LittlePeopleLogo     Type II Diabetes Mellitus


What is type II (non-insulin-dependent) diabetes mellitus?

Type II diabetes is a disorder that occurs when your pancreas does not make enough insulin to meet your body's needs. When your body does not have enough insulin, the cells of your body do not absorb enough sugar from your blood. As a result, you have high levels of sugar in your blood.

Type II diabetes occurs mostly in adults over age 40, especially overweight adults. Overweight children and adolescents can also have this type of diabetes.

What are the symptoms?

Type II diabetes may cause the following symptoms:

• increased urination

• excessive thirst and the drinking of a lot of fluids

• increased appetite

• weight gain or loss

• blurred vision

• skin infections

• vaginal infections

• tiredness

• slowly healing sores

• abnormal feelings of prickling, burning, or itching of the skin, usually on the hands or feet

• infections of the foreskin in uncircumcised men.

Some people have no symptoms.

How is it diagnosed?

Your doctor will ask about your symptoms and test the level of sugar in your blood. He or she may also test a sample of your urine for sugar.

How is it treated?

The major goal of treatment is to control the level of sugar in your blood. This is done by meal planning, exercise, and medication.

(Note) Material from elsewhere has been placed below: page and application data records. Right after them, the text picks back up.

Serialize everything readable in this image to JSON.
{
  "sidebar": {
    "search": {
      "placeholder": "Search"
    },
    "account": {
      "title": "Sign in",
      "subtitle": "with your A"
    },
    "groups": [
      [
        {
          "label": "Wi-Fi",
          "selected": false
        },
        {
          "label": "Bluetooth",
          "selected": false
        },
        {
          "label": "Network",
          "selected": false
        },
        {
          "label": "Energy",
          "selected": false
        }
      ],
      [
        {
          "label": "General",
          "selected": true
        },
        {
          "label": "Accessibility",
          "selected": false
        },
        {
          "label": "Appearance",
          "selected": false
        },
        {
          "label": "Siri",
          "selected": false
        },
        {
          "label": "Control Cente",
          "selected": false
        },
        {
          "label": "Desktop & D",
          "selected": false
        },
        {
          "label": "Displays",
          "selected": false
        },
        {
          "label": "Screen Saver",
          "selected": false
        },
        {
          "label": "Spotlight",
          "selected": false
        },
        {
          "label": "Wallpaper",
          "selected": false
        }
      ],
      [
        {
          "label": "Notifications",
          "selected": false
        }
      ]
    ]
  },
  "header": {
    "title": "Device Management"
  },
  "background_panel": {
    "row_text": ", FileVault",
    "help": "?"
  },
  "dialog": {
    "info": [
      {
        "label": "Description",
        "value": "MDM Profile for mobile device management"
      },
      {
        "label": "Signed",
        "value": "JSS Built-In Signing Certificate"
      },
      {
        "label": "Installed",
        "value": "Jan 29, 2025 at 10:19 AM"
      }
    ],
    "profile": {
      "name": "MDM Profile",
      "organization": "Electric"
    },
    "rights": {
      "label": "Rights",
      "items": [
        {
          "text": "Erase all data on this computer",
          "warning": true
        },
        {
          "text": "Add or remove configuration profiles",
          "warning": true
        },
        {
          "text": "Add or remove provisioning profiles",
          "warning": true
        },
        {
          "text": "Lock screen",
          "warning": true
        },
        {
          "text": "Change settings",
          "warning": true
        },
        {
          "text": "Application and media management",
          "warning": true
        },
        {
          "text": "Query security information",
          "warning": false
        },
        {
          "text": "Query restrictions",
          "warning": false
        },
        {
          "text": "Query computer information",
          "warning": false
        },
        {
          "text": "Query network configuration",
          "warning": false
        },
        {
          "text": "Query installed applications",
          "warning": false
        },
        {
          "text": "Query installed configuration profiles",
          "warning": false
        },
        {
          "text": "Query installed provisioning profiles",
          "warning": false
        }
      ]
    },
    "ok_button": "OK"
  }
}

Your doctor or a dietitian will give you clear guidelines about which foods you should eat and how many calories you should eat each day. If you are overweight, the main treatment is to eat less. Limiting the calories in your diet will help you lose weight. Losing even 7 to 10 pounds can reduce or eliminate your need to take medication for diabetes.

Physical activity is important in managing type II diabetes. Exercise improves your circulation and uses up more sugar in your blood. Walking is one of the best exercises you can do. Ask your doctor for exercise recommendations.

How can I take care of myself?


• Follow your diet.

• Use a scale to weigh portions of food.

• Learn how to make healthy choices when you eat out.

To maintain your diet, you can:

• Drink water or other noncaloric drinks when you have the urge to eat between meals.

• Avoid compulsive eating.

• Limit the amount of alcohol you drink.

• Buy only the types of food included in your diet.

• Eat on a regular schedule.

• Eat only at a table.

• Eat slowly and chew your food thoroughly.

Learn how to do proper skin and foot care every day. Always carry identification that says you have diabetes, in case of an emergency.

You can get pamphlets and information about diabetes, including diabetic cookbooks, from:

The American Diabetes Association
1660 Duke Street
Alexandria, VA 22314

1-800-ADA-DISC, or 1-800-232-3472

What can be done to help prevent type II diabetes mellitus?

Even if there is a history of diabetes in your family, you may be able to avoid developing the disease if you:

• Maintain your recommended weight.

• Exercise regularly.